Robin Poke’s Thesis on Australian Rowing

Robin Poke’s thesis is with the binders. This marks a remarkable step in Robin’s journey to a doctorate at the University of Canberra. He has responded to the detailed comments of his examiners and all his changes are now incorporated into the thesis thanks to the wonderful editorial assistance provided by Bruce Coe.

His abstract is:

This thesis describes in detail the beginnings, development and progress of rowing in Australia through fifteen chapters that set out chronologically how the sport transitioned from the days of settlement, the early watermen, and to the 19th century and the onset of professional sculling. Then came, in the 20th century, the era of pure amateurism before, given the massive funding in contemporary sport, it reverted at the very least to the semi- professional level.

The initial chapters describe the early use of boats by settlers and the exploits of the earliest professional scullers, who captured the imagination not just of the citizens of New South Wales but of all the colonies. Then comes the rapid expansion of rowing and sculling at all levels: club, colonial and national, and the onset of the amateur ideology. The transition from inter-colonial to inter-state competition is described, as is the emergence of women’s rowing. Then comes Australia’s growing involvement at the international level between the two world wars. The retirement of professional sculler Bobby Pearce and the eventual decline of professional sculling are discussed.

A continuing swing away from amateurism towards at least semi-professionalism is seen. Also described is the improvement in the administration of national rowing, at the hands, initially, of John Coates, assisted by John Boultbee. Australia’s first professional Director of Coaching, Reinhold Batschi is introduced.
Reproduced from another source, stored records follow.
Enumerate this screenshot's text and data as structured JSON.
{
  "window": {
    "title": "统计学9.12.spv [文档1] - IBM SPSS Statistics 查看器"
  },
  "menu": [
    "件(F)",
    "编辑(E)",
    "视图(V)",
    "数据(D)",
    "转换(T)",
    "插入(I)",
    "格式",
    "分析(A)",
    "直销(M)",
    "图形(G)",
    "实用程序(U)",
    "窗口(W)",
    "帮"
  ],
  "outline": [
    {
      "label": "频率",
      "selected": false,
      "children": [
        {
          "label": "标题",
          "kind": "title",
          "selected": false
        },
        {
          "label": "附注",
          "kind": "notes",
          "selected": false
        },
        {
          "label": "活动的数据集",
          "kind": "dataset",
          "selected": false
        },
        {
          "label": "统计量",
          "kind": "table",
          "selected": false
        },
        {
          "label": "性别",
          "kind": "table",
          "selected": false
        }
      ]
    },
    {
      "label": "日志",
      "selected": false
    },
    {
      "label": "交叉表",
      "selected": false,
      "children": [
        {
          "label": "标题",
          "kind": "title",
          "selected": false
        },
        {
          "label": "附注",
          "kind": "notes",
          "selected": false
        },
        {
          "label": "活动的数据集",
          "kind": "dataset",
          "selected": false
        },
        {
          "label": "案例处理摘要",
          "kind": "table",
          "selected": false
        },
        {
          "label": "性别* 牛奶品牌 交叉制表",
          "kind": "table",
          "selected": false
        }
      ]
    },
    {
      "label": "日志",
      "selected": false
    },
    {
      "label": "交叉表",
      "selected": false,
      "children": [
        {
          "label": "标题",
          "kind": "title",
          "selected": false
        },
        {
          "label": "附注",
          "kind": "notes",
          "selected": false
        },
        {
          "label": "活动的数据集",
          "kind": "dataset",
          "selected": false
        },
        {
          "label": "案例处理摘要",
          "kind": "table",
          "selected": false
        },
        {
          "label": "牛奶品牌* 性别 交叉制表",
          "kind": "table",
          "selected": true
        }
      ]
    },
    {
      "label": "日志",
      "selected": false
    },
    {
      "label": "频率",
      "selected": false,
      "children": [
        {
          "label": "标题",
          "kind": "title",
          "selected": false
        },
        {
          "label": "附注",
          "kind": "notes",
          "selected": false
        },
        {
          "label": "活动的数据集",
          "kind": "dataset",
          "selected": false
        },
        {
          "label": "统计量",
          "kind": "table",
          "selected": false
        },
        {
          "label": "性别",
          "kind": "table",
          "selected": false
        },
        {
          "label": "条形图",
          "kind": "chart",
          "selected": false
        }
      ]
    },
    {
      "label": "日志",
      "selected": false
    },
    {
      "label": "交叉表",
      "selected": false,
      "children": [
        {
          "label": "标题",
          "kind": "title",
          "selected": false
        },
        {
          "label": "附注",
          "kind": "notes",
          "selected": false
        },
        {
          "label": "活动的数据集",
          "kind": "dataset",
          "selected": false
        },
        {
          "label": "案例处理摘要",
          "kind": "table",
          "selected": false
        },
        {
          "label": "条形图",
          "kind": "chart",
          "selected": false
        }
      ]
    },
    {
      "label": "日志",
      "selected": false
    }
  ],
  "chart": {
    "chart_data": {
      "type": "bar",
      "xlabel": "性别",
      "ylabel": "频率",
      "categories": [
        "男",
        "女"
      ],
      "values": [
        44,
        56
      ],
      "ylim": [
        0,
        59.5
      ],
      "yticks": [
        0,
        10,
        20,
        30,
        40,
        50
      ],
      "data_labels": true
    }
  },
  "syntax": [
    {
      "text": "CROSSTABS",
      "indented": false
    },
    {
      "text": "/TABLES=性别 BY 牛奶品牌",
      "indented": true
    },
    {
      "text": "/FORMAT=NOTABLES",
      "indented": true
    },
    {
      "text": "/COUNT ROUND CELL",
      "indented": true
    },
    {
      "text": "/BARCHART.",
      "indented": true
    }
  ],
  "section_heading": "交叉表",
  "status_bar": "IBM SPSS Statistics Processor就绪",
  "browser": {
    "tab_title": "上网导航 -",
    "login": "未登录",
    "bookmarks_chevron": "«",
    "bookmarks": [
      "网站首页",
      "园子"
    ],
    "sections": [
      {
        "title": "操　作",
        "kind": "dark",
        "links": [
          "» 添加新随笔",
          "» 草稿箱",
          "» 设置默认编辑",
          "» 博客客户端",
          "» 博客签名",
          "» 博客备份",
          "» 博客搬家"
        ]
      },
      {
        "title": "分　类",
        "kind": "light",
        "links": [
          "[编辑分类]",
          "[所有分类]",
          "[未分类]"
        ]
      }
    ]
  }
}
An extraordinary decade in the history of Australian rowing arrives, during which the sport experiences hitherto unforeseen success and at the end of which hosts an Olympic Regatta. At the heart of this success are the stunning results obtained by a crew that had become known as the Oarsome Foursome.

The period between the celebrating of a successful ‘home’ Olympic Games in 2000 and the London Olympic Games in 2012 is described. In the interim were the Athens 2004 and Beijing 2008 Games. The thesis ends with a discussion about Rowing Australia’s high performance plans for the future of rowing and contemplation about the process of writing a narrative history of rowing.

Photo Credits

Ned Trickett’s Race (Ruth’s Reminiscences, Grand Pacific Tours)

Ross crowned world champion (Paralympics Australia)

The joy of supporting a Division Two football team

This season I have an analytic commitment to follow a Division Two football team. It has been fascinating to return to the Division and note the data available (link).

I first met Division Two and its equivalents in the late 1950s as a very young supporter of my local team, Wrexham (link). My home town, Buckley, was linked to Wrexham by diesel train. Each home game the train picked up supporters en route and dropped them near the Racecourse ground.

At the time I supported the team they were in the old Fourth Division of the league and were struggling. Despite this there was a vocal and optimistic support for what everyone thought was a local team.

Wikipedia notes of that time:

But their performances did improve following the appointment of Ken Barnes as player-manager. He led Wrexham straight back to promotion to the third division in his first season in charge and oversaw the 10–1 trouncing of Hartlepool United, which is still the club’s record league victory.

I was at the Hartlepool game in March 1962. It was the first time I had seen so many goals scored at one game.

I did continue to support Wrexham throughout the 1960s. I waited after each game to collect autographs and then scramble back for the last train home.

These memories have been brought back as I look at data from 2018-2019. They remind me of the importance of a local team supported by vocal local supporters.

Photo Credits

Wales versus Ireland football international at Wrexham (The National Library of Wales, no known copyright restrictions)

Wrexham to Bidston line (

Celebrating the Peace Regatta at Henley in 2019

This week, at Henley-on-Thames, celebrations of the 1919 Peace Regatta will take place. There is a large number of Australians that have arrived for the event including the sport historians Bruce Coe (link) and Robin Poke (link).

There are resources to inform this event. These include:

  • Henley Royal Regatta (link)
  • The King’s Cup (link)
  • Henley Twitter Account (link)
  • Leander (link)
  • Australian Rowing History (link)
  • The Daily Telegraph (link)

Photo Credit

Welcome (Henley Royal Regatta, Twitter)